Mental health affects us all, I am no different.
With mental health awareness week drawing to a close this seems an appropriate time to talk about this year’s theme, stress. We all have felt stressed at some point and know what it’s like to feel stressed, this is part of everyday life. However, when you become overwhelmed by the negative chatter or are unable to implement sufficient coping mechanisms, this may lead to mental health problems or make existing problems worse.
Mental health issues affects us all at some point in our lives and it is important we are able to talk about these issues more openly, find advice and receive support.
For the last two years, I have worked daily to control my thoughts and feelings, improve my focus in and out of competition and most importantly to remain present in the moment.
Rewind 18 months ago and I was struggling within and outside of athletics to be fully present and enjoy training and competitions. I felt elements of fear and anxiety about competing which certainly didn’t enhance my performance in these competitions. This coupled with everyday life stresses also had an impact on my relationships and work, albeit some larger impacts than others.
It seemed that just as I was getting to grips with managing these everyday stresses in an efficient and effective way, and feeling in a much more positive mind set, that a spanner was thrown into the works.
On Wednesday 18th April I fully ruptured my Achilles on my left (Talipes Equinovarus affected) leg. There was no pain or pre warning before it happened. It just happened seemingly out of nowhere. Training was going extremely well, I was achieving personal bests in many different aspects and felt in the best shape of my life, ready to challenge for gold this year at the European Championships in August. I had made every right decision; leaving my clinical practice to focus on athletics, taking the right recovery measures, making many sacrifices and still this happened.

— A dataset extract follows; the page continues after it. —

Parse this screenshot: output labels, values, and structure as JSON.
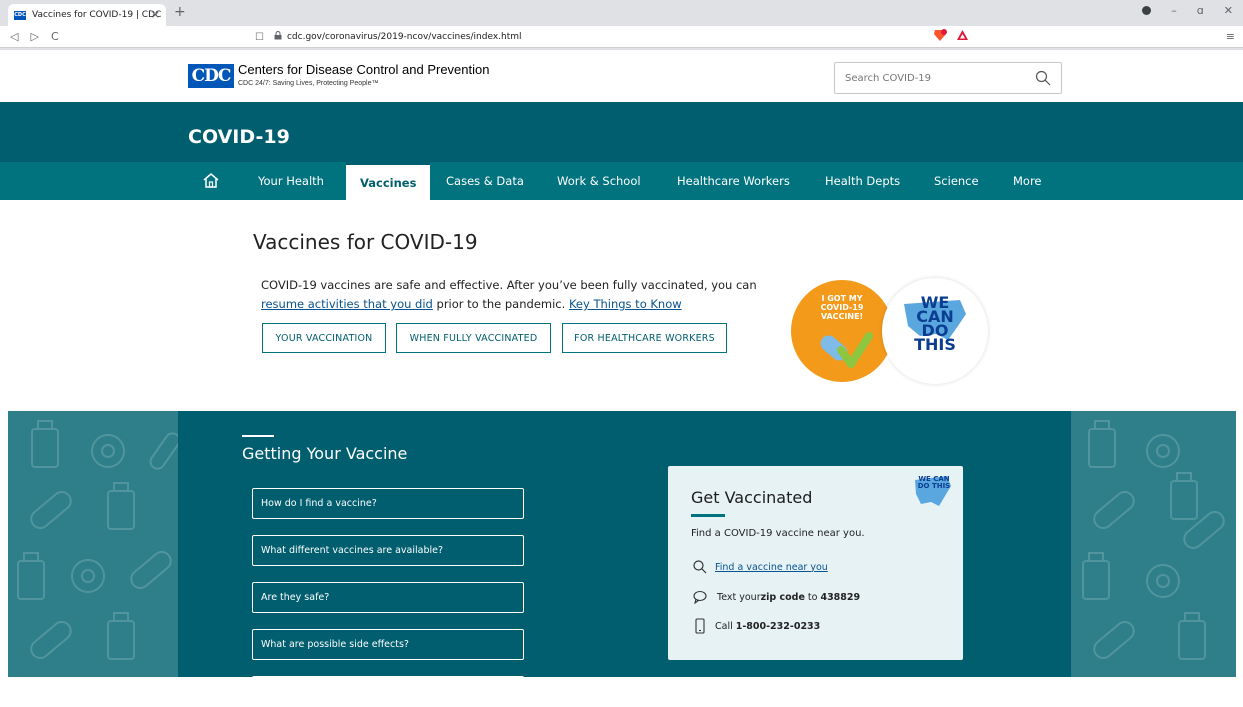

I started to notice almost immediately following the injury that there was an increase in the number of negative thoughts I had. I have had days where I have felt low and frustrated at times. Fortunately, through practicing mindfulness and meditation daily over the past two years I was able to regulate my emotions and my ability to handle these stresses.

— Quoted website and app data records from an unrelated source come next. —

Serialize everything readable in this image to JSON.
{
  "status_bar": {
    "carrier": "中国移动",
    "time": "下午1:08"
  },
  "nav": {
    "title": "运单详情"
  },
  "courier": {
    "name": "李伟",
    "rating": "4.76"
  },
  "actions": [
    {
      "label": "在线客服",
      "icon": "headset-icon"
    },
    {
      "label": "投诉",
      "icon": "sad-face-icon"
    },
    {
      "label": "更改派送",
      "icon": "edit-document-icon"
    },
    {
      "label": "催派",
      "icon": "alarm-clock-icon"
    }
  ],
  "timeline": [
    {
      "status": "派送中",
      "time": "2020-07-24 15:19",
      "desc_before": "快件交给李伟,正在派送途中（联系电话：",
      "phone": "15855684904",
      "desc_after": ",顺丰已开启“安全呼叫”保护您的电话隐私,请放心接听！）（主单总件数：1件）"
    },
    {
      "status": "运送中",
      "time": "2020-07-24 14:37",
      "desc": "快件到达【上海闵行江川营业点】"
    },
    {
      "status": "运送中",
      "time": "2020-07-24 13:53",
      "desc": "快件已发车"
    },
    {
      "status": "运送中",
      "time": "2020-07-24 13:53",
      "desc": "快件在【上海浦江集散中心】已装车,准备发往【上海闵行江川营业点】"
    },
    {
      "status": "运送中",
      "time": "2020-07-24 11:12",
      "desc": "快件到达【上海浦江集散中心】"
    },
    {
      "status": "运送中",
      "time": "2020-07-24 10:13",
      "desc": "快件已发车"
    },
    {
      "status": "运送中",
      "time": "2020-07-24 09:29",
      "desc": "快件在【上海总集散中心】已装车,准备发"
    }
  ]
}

“I think this idea is perhaps best reflected by the blue sky analogy, where no matter how cloudy the sky becomes, there is always blue sky on the other side” – Andy Puddicombe, Headspace
That’s not to say that it hasn’t been challenging, but immediately following surgery, I began meditating twice a day, in a bid to calm myself and remain as present as possible. Being aware of these thoughts and accepting them for what they are, as just thoughts, is a skill I’m working hard on. No matter how turbulent your mind can feel, there is a place of stillness beyond it all.
I have been fortunate to have an extremely supportive team of family, friends and medical staff around me. It has made the experience a lot more manageable. Remembering that your loved ones can offer a great deal of support and sharing how you are feeling with someone can make a huge difference.
“Walking with a friend in the dark is better than walking alone in the light.” – Helen Keller
I know the journey has just begun for me and I can only keep positive, work hard, continue to make the right decisions and be patient with the process. Rest assured, I will be back to my best before long. As a final thought, meditation has been a portal for me to improve my mind and my life and it is something simple that anyone can get to grips with.